It’s adroit, mellow and nuanced, but missing the spark that might raise it above other quality piano trios.

Time: 9 tracks /50 mins

Listen to samples on the ECM website and this disc stands out as a lyrical, mellow collection, where all the tracks work together to build mood.

As it begins to open the set, “Adrift” could almost be Tord Gustavsen; it’s spring-like and fresh, and after a quieter spell that allows Ben Street’s double bass to swim around freely, Parks’ insistent left hand creates a rise and fall like swelling waves.

“Song for Sashou” takes you to a 1940s noir movie. The femme fatale walks into a low-lit club and looks to the front, where a jazz trio is casually creating a relaxed atmosphere. The pianist is playing, but looks up and gives her a slight nod and a friendly half-smile. This is what he is playing.

It’s a timeless piano trio and much of this disc is like these tracks.  A couple of early pieces – like the spacious, drifting “Unravel”– offer hints of Satie and several feel like they could based on songs you know, but actually, all are originals, except the Ian Bernard title track, written for Rosemary Clooney.  

Parks wants the music to breathe, and it does so, usually in long, deep breaths.

Veteran drummer Billy Hart and Ben Street support the piano discreetly. Hart’s snare and toms  help drive the swells on “Adrift,” and “Hold Music” was conceived as a miniature drum concerto for him.
For me, a key strength of a piano trio disc is its stamina. Does the album hold interest as much by the end as it did at the beginning? It is questionable with Find the Way. You could, for example, take “The Storyteller” or “First Glance” out of the collection and not really miss them. That the liner is virtually all photos, with no text, supports the idea that this is on the thin side – not because Parks’ intelligence or playing lack anything, but because you have to pay close attention to really gain from its subtlety.

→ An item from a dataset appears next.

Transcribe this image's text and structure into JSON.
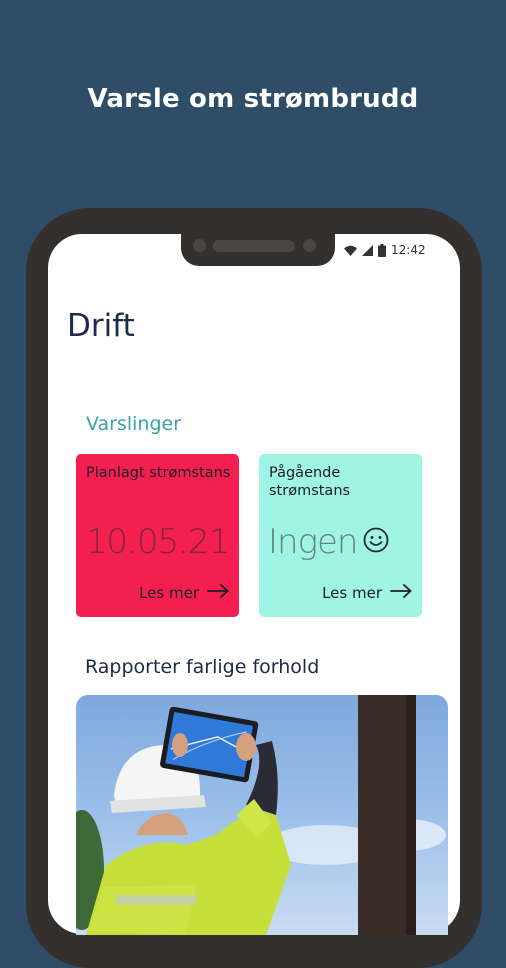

“Melquiades,” with its series of time signatures, is a stronger song, and set highlight “Alice” is based on Alice Coltrane’s compositional style on "Ptah the El Daoud." Sans horns, Parks’ version is less driven, but you can see where he is coming from. The extra plateful of purpose that it dishes out – and the extra freedom given to the rhythm section – makes it one of the most satisfying works here.

It was recorded in the South of France. Maybe that it why this collection is so relaxed and covers a lot of middle ground: tracks last between four and seven minutes – long enough to explore, but not long enough to be self-indulgent; the style caught halfway between raw melody and noodling improv.

With plenty of nuance, this lyrical collection is rich and pleasing in a somewhat humble way.

Derek Walker